So why don't proponents back away from something so fraught with controversy? Because both sides understand that it is the pivot point over how our health sector develops over the next several decades.
Rep. Janice Schakowsky, D-Ill., gave a speech last week in which she recounted a conversation with a health insurer worried about the public plan.

Schakowsky said insurers are right to fear that a public plan option will put the private insurance industry out of business and lead to single-payer.

"My single-payer friends," she told her colleagues on the House floor, "he was right! The man was right." While there may be initial assurances that the plans would operate on a level playing field, the government inevitably will use its regulatory, pricing and taxing authority to favor its plan.

Congress would give the government plan the power to dictate prices so it can artificially underprice private plans and drive them out of this one-sided "marketplace." Many people then would be left with little or no choice, as employers would drop their current coverage and send their workers into the public plan.

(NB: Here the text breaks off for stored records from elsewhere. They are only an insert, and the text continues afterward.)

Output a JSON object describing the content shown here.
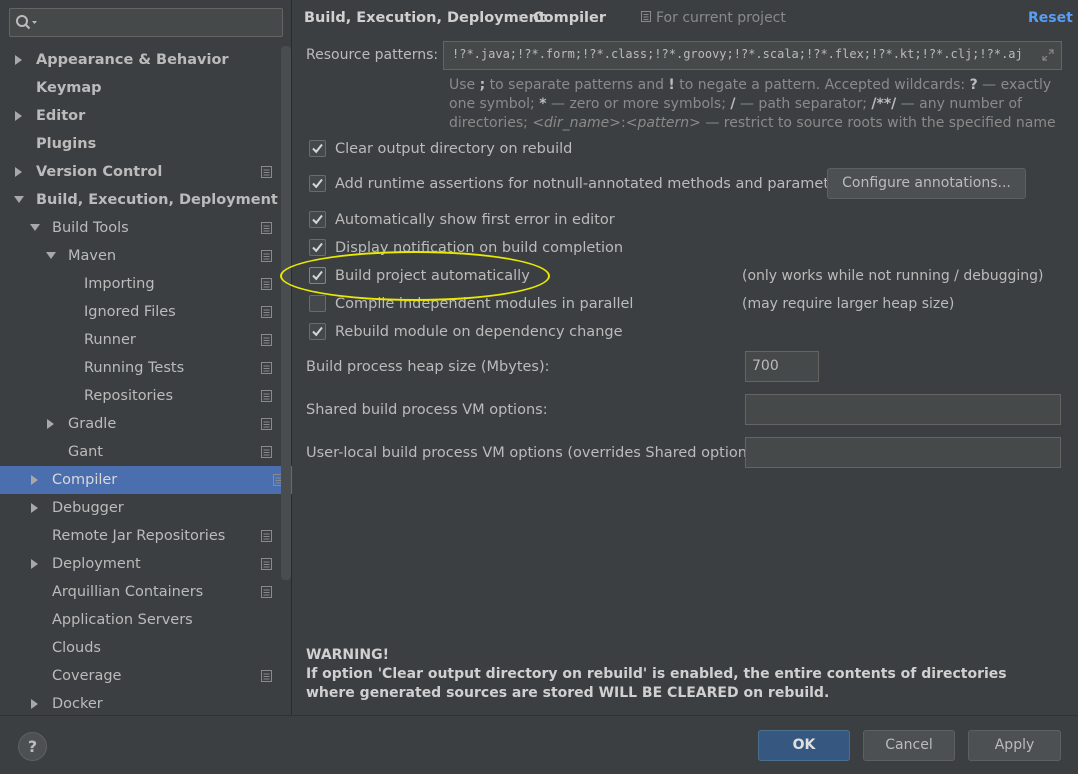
{
  "search": {
    "placeholder": ""
  },
  "tree": [
    {
      "label": "Appearance & Behavior",
      "level": 0,
      "arrow": "right",
      "bold": true,
      "proj": false
    },
    {
      "label": "Keymap",
      "level": 0,
      "arrow": "none",
      "bold": true,
      "proj": false
    },
    {
      "label": "Editor",
      "level": 0,
      "arrow": "right",
      "bold": true,
      "proj": false
    },
    {
      "label": "Plugins",
      "level": 0,
      "arrow": "none",
      "bold": true,
      "proj": false
    },
    {
      "label": "Version Control",
      "level": 0,
      "arrow": "right",
      "bold": true,
      "proj": true
    },
    {
      "label": "Build, Execution, Deployment",
      "level": 0,
      "arrow": "down",
      "bold": true,
      "proj": false
    },
    {
      "label": "Build Tools",
      "level": 1,
      "arrow": "down",
      "bold": false,
      "proj": true
    },
    {
      "label": "Maven",
      "level": 2,
      "arrow": "down",
      "bold": false,
      "proj": true
    },
    {
      "label": "Importing",
      "level": 3,
      "arrow": "none",
      "bold": false,
      "proj": true
    },
    {
      "label": "Ignored Files",
      "level": 3,
      "arrow": "none",
      "bold": false,
      "proj": true
    },
    {
      "label": "Runner",
      "level": 3,
      "arrow": "none",
      "bold": false,
      "proj": true
    },
    {
      "label": "Running Tests",
      "level": 3,
      "arrow": "none",
      "bold": false,
      "proj": true
    },
    {
      "label": "Repositories",
      "level": 3,
      "arrow": "none",
      "bold": false,
      "proj": true
    },
    {
      "label": "Gradle",
      "level": 2,
      "arrow": "right",
      "bold": false,
      "proj": true
    },
    {
      "label": "Gant",
      "level": 2,
      "arrow": "none",
      "bold": false,
      "proj": true
    },
    {
      "label": "Compiler",
      "level": 1,
      "arrow": "right",
      "bold": false,
      "proj": true,
      "selected": true
    },
    {
      "label": "Debugger",
      "level": 1,
      "arrow": "right",
      "bold": false,
      "proj": false
    },
    {
      "label": "Remote Jar Repositories",
      "level": 1,
      "arrow": "none",
      "bold": false,
      "proj": true
    },
    {
      "label": "Deployment",
      "level": 1,
      "arrow": "right",
      "bold": false,
      "proj": true
    },
    {
      "label": "Arquillian Containers",
      "level": 1,
      "arrow": "none",
      "bold": false,
      "proj": true
    },
    {
      "label": "Application Servers",
      "level": 1,
      "arrow": "none",
      "bold": false,
      "proj": false
    },
    {
      "label": "Clouds",
      "level": 1,
      "arrow": "none",
      "bold": false,
      "proj": false
    },
    {
      "label": "Coverage",
      "level": 1,
      "arrow": "none",
      "bold": false,
      "proj": true
    },
    {
      "label": "Docker",
      "level": 1,
      "arrow": "right",
      "bold": false,
      "proj": false
    }
  ],
  "header": {
    "crumb_parent": "Build, Execution, Deployment",
    "crumb_sep": "›",
    "crumb_current": "Compiler",
    "for_project": "For current project",
    "reset": "Reset"
  },
  "resource": {
    "label": "Resource patterns:",
    "value": "!?*.java;!?*.form;!?*.class;!?*.groovy;!?*.scala;!?*.flex;!?*.kt;!?*.clj;!?*.aj",
    "hint_html": "Use <b>;</b> to separate patterns and <b>!</b> to negate a pattern. Accepted wildcards: <b>?</b> — exactly one symbol; <b>*</b> — zero or more symbols; <b>/</b> — path separator; <b>/**/</b> — any number of directories; <i>&lt;dir_name&gt;</i>:<i>&lt;pattern&gt;</i> — restrict to source roots with the specified name"
  },
  "checkboxes": {
    "clear_output": {
      "label": "Clear output directory on rebuild",
      "checked": true
    },
    "runtime_assertions": {
      "label": "Add runtime assertions for notnull-annotated methods and parameters",
      "checked": true
    },
    "show_first_error": {
      "label": "Automatically show first error in editor",
      "checked": true
    },
    "display_notification": {
      "label": "Display notification on build completion",
      "checked": true
    },
    "build_auto": {
      "label": "Build project automatically",
      "checked": true
    },
    "compile_parallel": {
      "label": "Compile independent modules in parallel",
      "checked": false
    },
    "rebuild_module": {
      "label": "Rebuild module on dependency change",
      "checked": true
    }
  },
  "notes": {
    "build_auto": "(only works while not running / debugging)",
    "compile_parallel": "(may require larger heap size)"
  },
  "configure_annotations": "Configure annotations...",
  "heap": {
    "label": "Build process heap size (Mbytes):",
    "value": "700"
  },
  "shared_vm": {
    "label": "Shared build process VM options:",
    "value": ""
  },
  "user_vm": {
    "label": "User-local build process VM options (overrides Shared options):",
    "value": ""
  },
  "warning": {
    "title": "WARNING!",
    "body": "If option 'Clear output directory on rebuild' is enabled, the entire contents of directories where generated sources are stored WILL BE CLEARED on rebuild."
  },
  "buttons": {
    "help": "?",
    "ok": "OK",
    "cancel": "Cancel",
    "apply": "Apply"
  },
  "colors": {
    "accent": "#589df6",
    "selection": "#4b6eaf",
    "highlight_ellipse": "#e8e800"
  }
}
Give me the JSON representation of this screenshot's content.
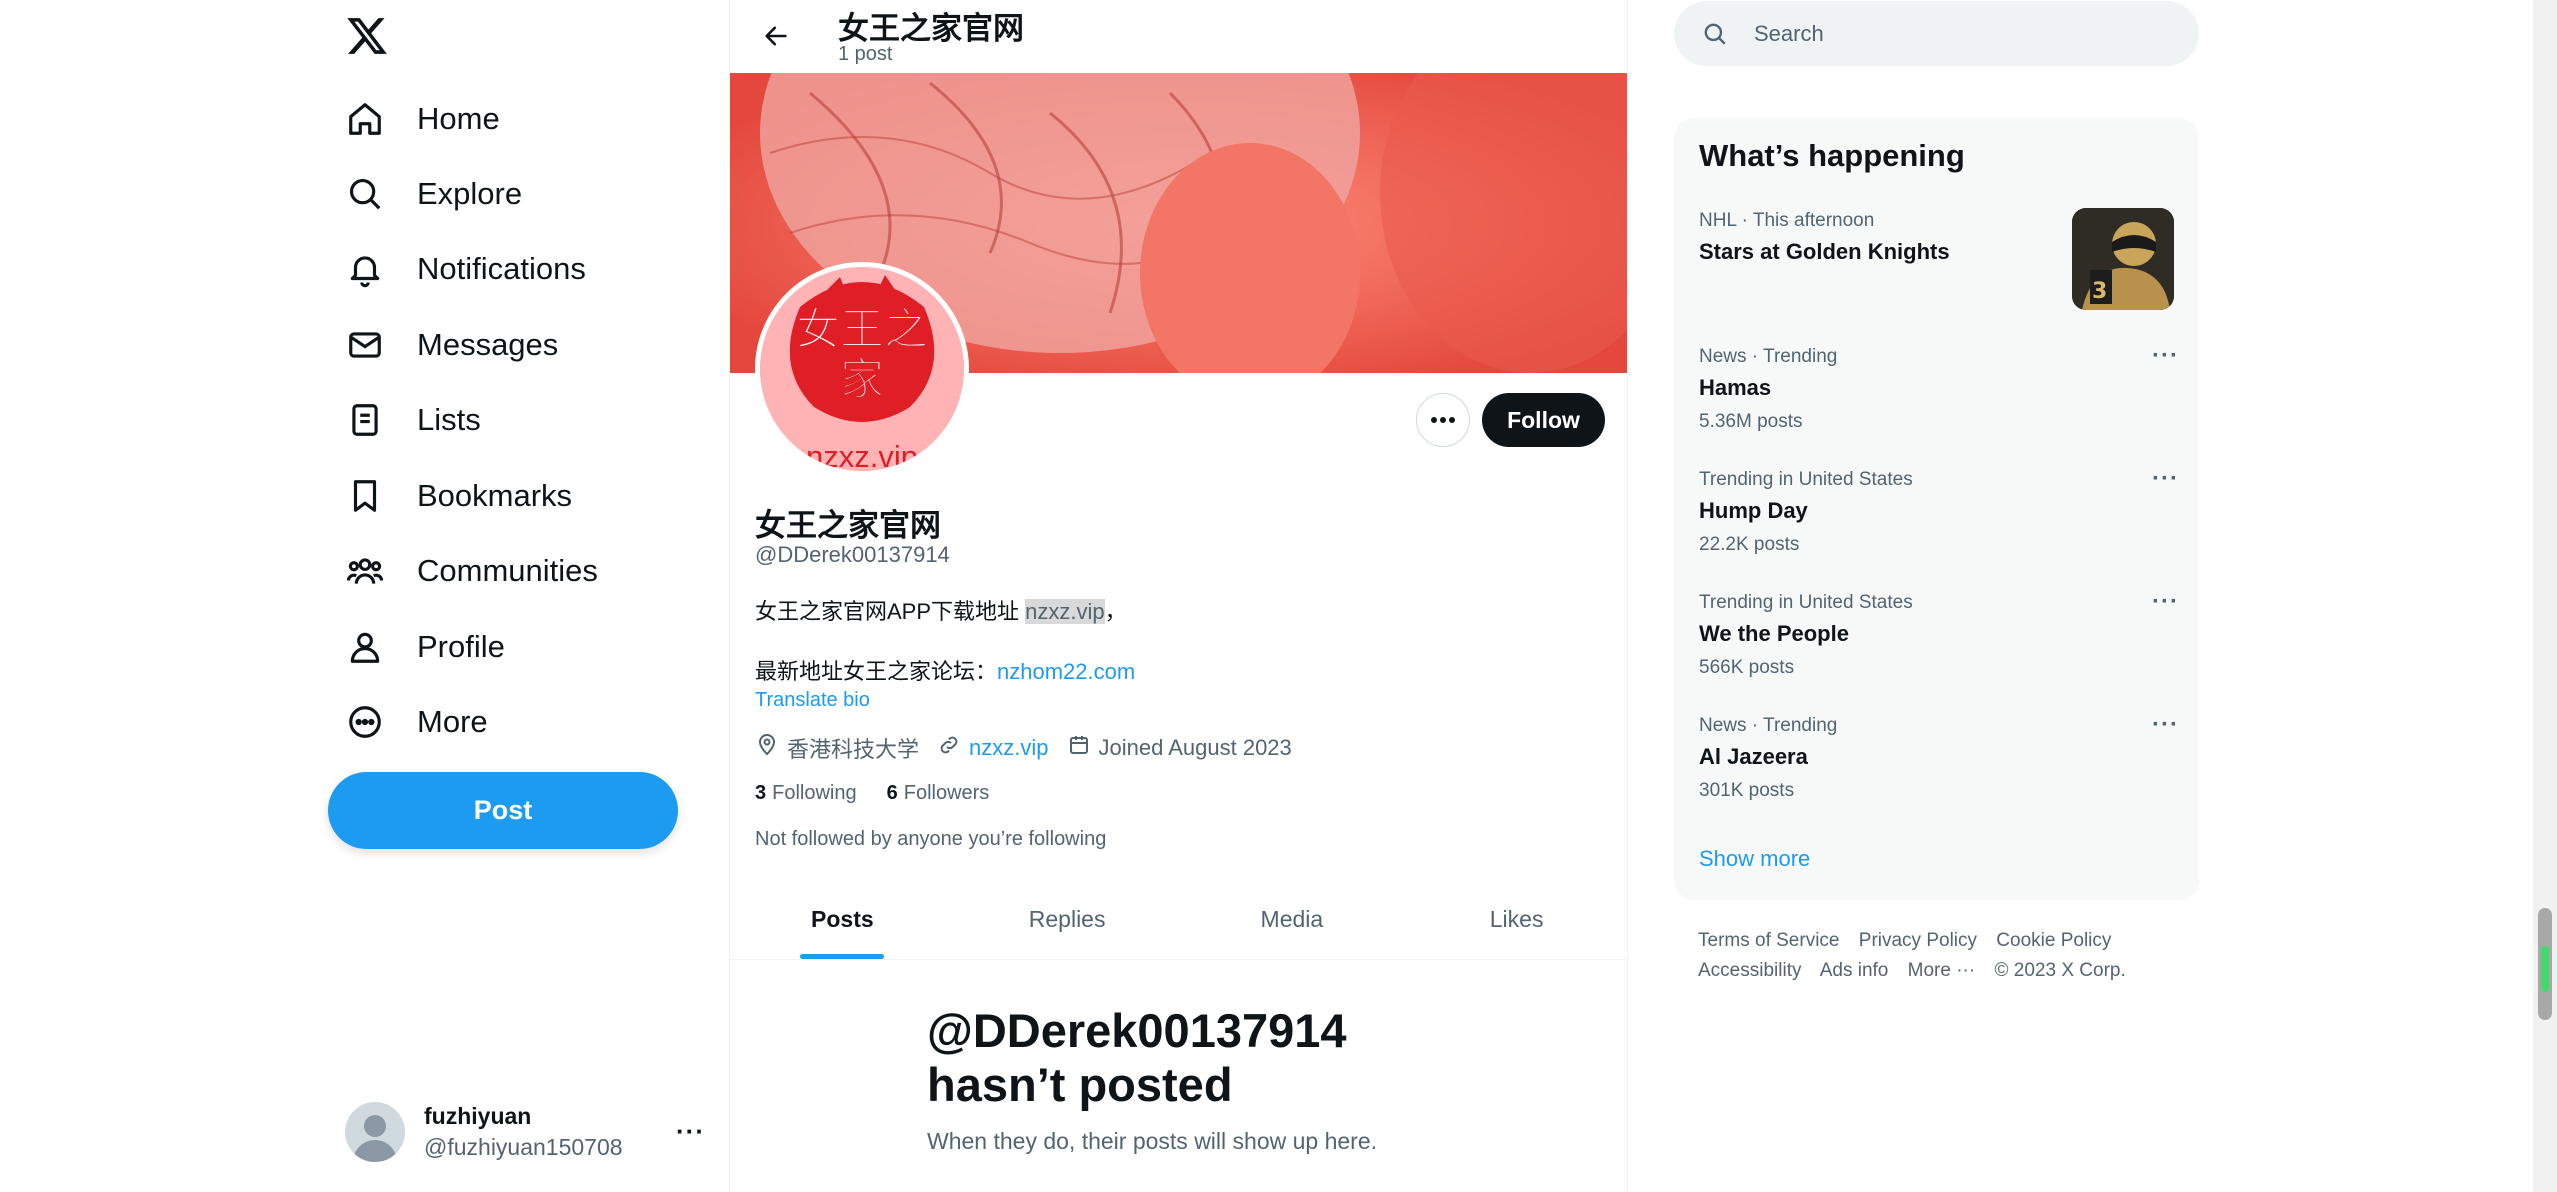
{
  "brand": {
    "logo_icon": "x-logo-icon"
  },
  "nav": {
    "items": [
      {
        "label": "Home",
        "icon": "home-icon"
      },
      {
        "label": "Explore",
        "icon": "search-icon"
      },
      {
        "label": "Notifications",
        "icon": "bell-icon"
      },
      {
        "label": "Messages",
        "icon": "envelope-icon"
      },
      {
        "label": "Lists",
        "icon": "list-icon"
      },
      {
        "label": "Bookmarks",
        "icon": "bookmark-icon"
      },
      {
        "label": "Communities",
        "icon": "people-icon"
      },
      {
        "label": "Profile",
        "icon": "person-icon"
      },
      {
        "label": "More",
        "icon": "more-circle-icon"
      }
    ],
    "post_label": "Post"
  },
  "account": {
    "name": "fuzhiyuan",
    "handle": "@fuzhiyuan150708"
  },
  "header": {
    "title": "女王之家官网",
    "subtitle": "1 post"
  },
  "profile": {
    "avatar_text_line1": "女王之",
    "avatar_text_line2": "家",
    "avatar_text_line3": "nzxz.vip",
    "follow_label": "Follow",
    "name": "女王之家官网",
    "handle": "@DDerek00137914",
    "bio_line1_prefix": "女王之家官网APP下载地址 ",
    "bio_line1_highlight": "nzxz.vip",
    "bio_line1_suffix": "，",
    "bio_line2_prefix": "最新地址女王之家论坛：",
    "bio_line2_link": "nzhom22.com",
    "translate_label": "Translate bio",
    "location": "香港科技大学",
    "website": "nzxz.vip",
    "joined": "Joined August 2023",
    "following_count": "3",
    "following_label": "Following",
    "followers_count": "6",
    "followers_label": "Followers",
    "not_followed": "Not followed by anyone you’re following"
  },
  "tabs": [
    "Posts",
    "Replies",
    "Media",
    "Likes"
  ],
  "active_tab": "Posts",
  "empty_state": {
    "title": "@DDerek00137914 hasn’t posted",
    "subtitle": "When they do, their posts will show up here."
  },
  "search": {
    "placeholder": "Search"
  },
  "whats_happening": {
    "title": "What’s happening",
    "trends": [
      {
        "context": "NHL · This afternoon",
        "title": "Stars at Golden Knights",
        "count": ""
      },
      {
        "context": "News · Trending",
        "title": "Hamas",
        "count": "5.36M posts"
      },
      {
        "context": "Trending in United States",
        "title": "Hump Day",
        "count": "22.2K posts"
      },
      {
        "context": "Trending in United States",
        "title": "We the People",
        "count": "566K posts"
      },
      {
        "context": "News · Trending",
        "title": "Al Jazeera",
        "count": "301K posts"
      }
    ],
    "show_more": "Show more"
  },
  "footer": {
    "links": [
      "Terms of Service",
      "Privacy Policy",
      "Cookie Policy",
      "Accessibility",
      "Ads info",
      "More ···"
    ],
    "copyright": "© 2023 X Corp."
  },
  "colors": {
    "accent": "#1d9bf0",
    "text": "#0f1419",
    "muted": "#536471"
  }
}
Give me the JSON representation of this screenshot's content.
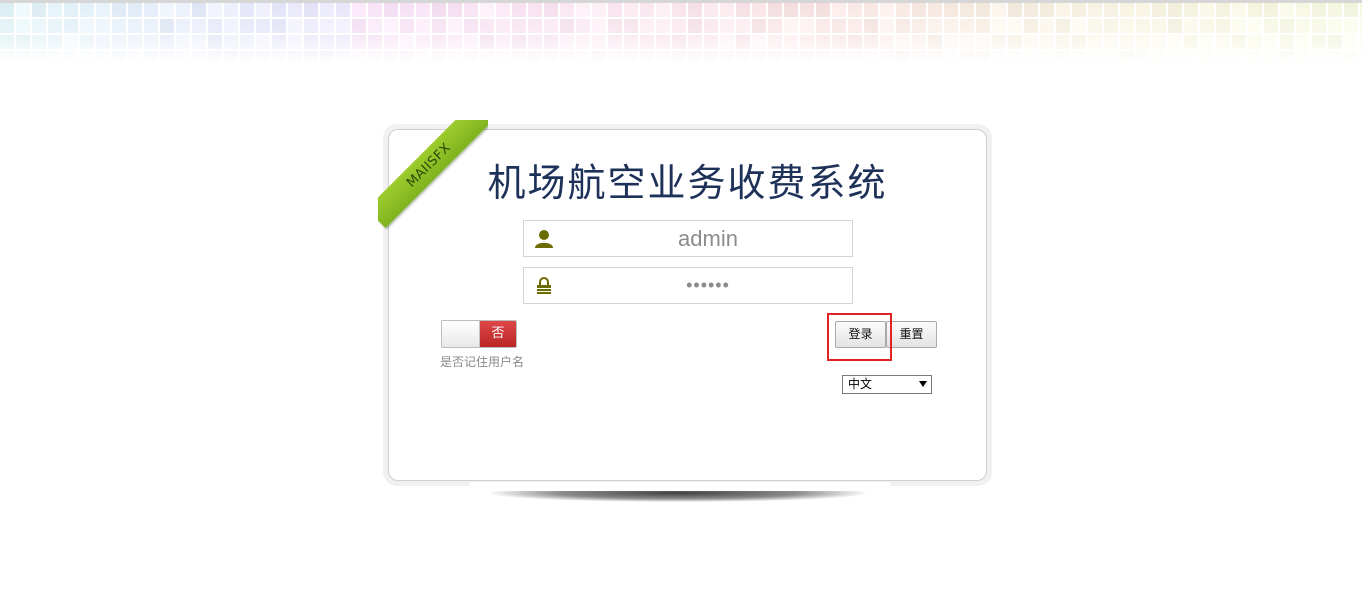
{
  "brand": {
    "ribbon_text": "MAIISFX",
    "ribbon_color": "#8dc026"
  },
  "title": "机场航空业务收费系统",
  "title_color": "#1d3159",
  "login_form": {
    "username_value": "admin",
    "password_value": "••••••",
    "username_icon": "user-icon",
    "password_icon": "lock-icon",
    "remember_toggle_state": "否",
    "remember_label": "是否记住用户名",
    "login_button": "登录",
    "reset_button": "重置",
    "language_selected": "中文"
  },
  "colors": {
    "icon_olive": "#6b6b00",
    "toggle_red": "#c93030",
    "highlight_red": "#e02424"
  }
}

Research by a respected economic consulting company, The Lewin Group, shows that as many as 119 million Americans would lose or be switched out of private health coverage if a public plan were created.
This massive crowding out of private health insurance would undermine the employment-based coverage that most Americans under age 65 have today.

This violates a pledge repeatedly made by President Obama during the campaign saying, "If you've got health care already, and probably the majority of you do, then you can keep your plan if you are satisfied with it. You can keep your choice of doctor."

Once private plans have been driven out of the market, people will realize that the government plan will not be able to sustain the quality and quantity of benefits they were promised. Government instead will begin to ration care and services, driving out innovation, competition and patient-centered quality.

Labor unions are spending millions of dollars in advertising to get a public plan enacted, seeing this as a rich source of new, government-funded jobs.

Yet research shows 82 percent of Americans rate the health care they receive as good to excellent and don't want major change.

There are serious problems of cost, value and access throughout our health sector, and it is vital to address them.

But any health-reform proposal to change what needs fixing also must preserve the freedom, innovation and quality of American medical care that people value.

Like a good physician, politicians must take care to first, do no harm.

Grace-Marie Turner is president and founder of the Galen Institute.

SHARE THIS ARTICLE

About the author